Response to the Australian Marine Conservation Society campaign to ban factory freezer trawlers
10 February 2017
Mr Darren Kindleysides
Australian Marine Conservation Society
PO Box 5815
WEST END QLD 4101
Dear Mr Kindleysides
I understand that the Australian Marine Conservation Society is currently running a nationwide campaign seeking a permanent ban on factory freezer trawlers in Australia’s Small Pelagic Fishery (SPF). I note this campaign follows the release of the Environment and Communications References Committee’s report into factory freezer trawlers in the Commonwealth SPF.
Australia has a reputation as a supplier of safe, environmentally sustainable, high-quality seafood. Australia’s fisheries are internationally recognised as among the best managed in the world.
The Australian Government wants to see the fishing industry remain strong and sustainable, with Commonwealth fisheries management practices at the forefront of internationally recognised best practice.
The Senate committee’s key objective in undertaking this inquiry was to ensure that the Small Pelagic Fishery (SPF) is managed in a sustainable way that meets the needs of current users and future generations. No substantiated, validated scientific or economic evidence was presented to the Senate committee to indicate that management of the SPF fishery was not sustainable.
The Australian Government is committed to maintaining a balanced and science-based approach to all decisions regarding access to Commonwealth fisheries. Hearsay, anecdotes and unsubstantiated claims are neither a basis for sound policy nor exemplary fisheries management.
All boats operating in Commonwealth fisheries, including the SPF, are subject to Australia’s strict fisheries laws. The harvesting of fish in the SPF are governed by a quota management regime.

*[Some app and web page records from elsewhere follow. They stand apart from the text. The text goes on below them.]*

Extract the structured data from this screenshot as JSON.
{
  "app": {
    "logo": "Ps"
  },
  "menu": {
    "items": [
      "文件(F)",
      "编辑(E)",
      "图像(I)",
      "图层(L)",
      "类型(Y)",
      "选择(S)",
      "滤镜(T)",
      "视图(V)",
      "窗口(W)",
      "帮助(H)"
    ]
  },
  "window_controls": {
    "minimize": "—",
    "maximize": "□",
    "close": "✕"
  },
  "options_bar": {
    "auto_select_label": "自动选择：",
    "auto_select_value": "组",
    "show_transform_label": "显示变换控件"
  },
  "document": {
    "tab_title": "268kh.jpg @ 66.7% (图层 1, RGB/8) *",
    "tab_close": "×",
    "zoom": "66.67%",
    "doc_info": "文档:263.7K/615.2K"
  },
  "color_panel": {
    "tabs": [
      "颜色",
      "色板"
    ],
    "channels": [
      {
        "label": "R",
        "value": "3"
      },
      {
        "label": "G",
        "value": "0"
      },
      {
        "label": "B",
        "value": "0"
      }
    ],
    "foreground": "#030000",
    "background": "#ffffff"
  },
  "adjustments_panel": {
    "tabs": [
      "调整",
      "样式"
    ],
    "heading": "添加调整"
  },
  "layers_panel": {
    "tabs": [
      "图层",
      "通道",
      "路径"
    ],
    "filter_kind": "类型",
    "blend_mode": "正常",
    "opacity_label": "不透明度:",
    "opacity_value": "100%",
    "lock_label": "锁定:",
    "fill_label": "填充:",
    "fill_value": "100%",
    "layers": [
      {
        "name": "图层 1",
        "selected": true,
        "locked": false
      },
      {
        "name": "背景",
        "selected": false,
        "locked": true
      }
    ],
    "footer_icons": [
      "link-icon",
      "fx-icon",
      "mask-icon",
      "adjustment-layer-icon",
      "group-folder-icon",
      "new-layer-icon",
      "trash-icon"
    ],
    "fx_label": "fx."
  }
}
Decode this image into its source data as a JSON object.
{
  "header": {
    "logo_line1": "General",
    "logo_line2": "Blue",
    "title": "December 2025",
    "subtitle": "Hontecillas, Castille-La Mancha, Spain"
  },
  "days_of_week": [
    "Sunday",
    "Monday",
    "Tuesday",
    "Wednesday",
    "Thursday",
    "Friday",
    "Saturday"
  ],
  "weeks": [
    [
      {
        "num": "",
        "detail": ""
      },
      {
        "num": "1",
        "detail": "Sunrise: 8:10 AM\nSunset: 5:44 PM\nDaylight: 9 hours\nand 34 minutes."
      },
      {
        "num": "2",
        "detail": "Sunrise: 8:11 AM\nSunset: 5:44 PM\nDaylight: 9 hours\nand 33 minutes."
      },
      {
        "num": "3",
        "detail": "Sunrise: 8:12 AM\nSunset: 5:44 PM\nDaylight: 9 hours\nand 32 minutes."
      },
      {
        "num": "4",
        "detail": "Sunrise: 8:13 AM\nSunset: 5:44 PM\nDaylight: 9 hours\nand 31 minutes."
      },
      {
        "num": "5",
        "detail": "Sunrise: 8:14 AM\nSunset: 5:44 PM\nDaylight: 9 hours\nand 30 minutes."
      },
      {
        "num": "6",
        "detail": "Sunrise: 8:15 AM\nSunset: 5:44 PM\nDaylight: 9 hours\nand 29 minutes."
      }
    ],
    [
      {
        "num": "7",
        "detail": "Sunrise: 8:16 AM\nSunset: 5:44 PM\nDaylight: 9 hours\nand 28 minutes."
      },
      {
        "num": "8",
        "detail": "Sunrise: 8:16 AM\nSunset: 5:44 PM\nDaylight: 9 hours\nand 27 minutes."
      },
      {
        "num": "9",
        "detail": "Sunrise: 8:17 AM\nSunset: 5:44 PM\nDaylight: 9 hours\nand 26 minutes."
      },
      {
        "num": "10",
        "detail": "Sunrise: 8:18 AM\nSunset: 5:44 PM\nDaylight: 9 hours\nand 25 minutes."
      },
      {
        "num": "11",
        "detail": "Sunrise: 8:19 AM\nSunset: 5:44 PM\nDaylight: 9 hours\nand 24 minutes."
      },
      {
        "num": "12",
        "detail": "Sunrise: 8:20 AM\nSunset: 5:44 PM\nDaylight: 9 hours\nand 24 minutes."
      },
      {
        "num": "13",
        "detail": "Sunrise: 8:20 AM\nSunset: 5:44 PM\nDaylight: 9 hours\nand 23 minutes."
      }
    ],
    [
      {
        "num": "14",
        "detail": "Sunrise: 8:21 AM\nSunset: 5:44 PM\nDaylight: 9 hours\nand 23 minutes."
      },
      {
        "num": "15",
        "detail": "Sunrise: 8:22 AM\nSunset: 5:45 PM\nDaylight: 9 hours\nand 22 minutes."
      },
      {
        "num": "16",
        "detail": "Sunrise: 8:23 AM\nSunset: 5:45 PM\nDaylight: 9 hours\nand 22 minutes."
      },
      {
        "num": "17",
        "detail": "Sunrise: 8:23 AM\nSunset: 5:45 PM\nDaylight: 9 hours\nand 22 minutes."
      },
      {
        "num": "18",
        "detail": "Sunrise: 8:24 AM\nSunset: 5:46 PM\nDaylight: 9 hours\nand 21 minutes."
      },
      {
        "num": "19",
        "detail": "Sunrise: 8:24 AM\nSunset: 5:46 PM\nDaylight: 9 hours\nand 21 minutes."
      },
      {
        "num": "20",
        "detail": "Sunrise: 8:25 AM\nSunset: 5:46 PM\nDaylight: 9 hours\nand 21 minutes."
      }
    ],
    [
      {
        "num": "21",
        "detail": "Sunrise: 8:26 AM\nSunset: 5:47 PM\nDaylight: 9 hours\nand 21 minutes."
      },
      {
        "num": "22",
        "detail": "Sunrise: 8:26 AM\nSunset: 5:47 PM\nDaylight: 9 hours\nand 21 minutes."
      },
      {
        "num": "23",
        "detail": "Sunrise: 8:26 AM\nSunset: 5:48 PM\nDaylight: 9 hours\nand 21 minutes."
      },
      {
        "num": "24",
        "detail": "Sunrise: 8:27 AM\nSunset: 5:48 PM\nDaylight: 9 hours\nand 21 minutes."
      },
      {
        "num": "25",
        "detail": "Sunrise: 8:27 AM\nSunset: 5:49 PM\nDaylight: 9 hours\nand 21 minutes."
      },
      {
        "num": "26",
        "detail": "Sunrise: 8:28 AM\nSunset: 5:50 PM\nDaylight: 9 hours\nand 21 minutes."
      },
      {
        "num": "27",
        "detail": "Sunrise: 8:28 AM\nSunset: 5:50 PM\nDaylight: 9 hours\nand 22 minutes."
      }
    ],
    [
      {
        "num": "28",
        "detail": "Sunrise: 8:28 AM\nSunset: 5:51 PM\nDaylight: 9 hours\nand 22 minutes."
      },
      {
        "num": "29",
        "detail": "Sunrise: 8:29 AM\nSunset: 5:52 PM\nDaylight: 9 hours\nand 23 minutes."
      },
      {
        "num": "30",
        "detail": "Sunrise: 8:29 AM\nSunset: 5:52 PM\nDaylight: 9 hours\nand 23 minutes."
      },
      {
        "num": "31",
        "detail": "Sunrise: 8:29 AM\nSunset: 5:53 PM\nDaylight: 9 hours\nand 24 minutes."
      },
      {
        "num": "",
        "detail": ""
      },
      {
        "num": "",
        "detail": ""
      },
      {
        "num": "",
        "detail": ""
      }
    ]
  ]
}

The SPF is characterised as a large volume, low per-unit value fishery, with small oily fish that readily decompose. On-board processing and freezing capability optimises the quality and therefore the value of the fish product, allowing it to be used for human consumption rather than lower value uses such as fish meal.
Currently there are 298 boats operating in our Commonwealth fisheries, of this, around 88 boats have freezer capacity (of which some have processing capabilities) and 5 boats are ‘factory’ freezers.
‘Factory’ freezer vessels have been used extensively in Australia for more than 30 years, including in the blue grenadier fishery, Heard and McDonald Island fishery and Northern Prawn Fishery. To claim they are wreaking havoc on Australia’s marine life, fisheries and fishing communities is nonsense.
The Australian Government remains committed to protecting the environment and to sustainably managing our Commonwealth fisheries for the enjoyment of all Australians into the future.
This letter will be made available on the Department of Agriculture and Water Resources’ website. The government will not be responding directly to campaign correspondence arising from the Australian Marine Conservation Society or affiliated websites.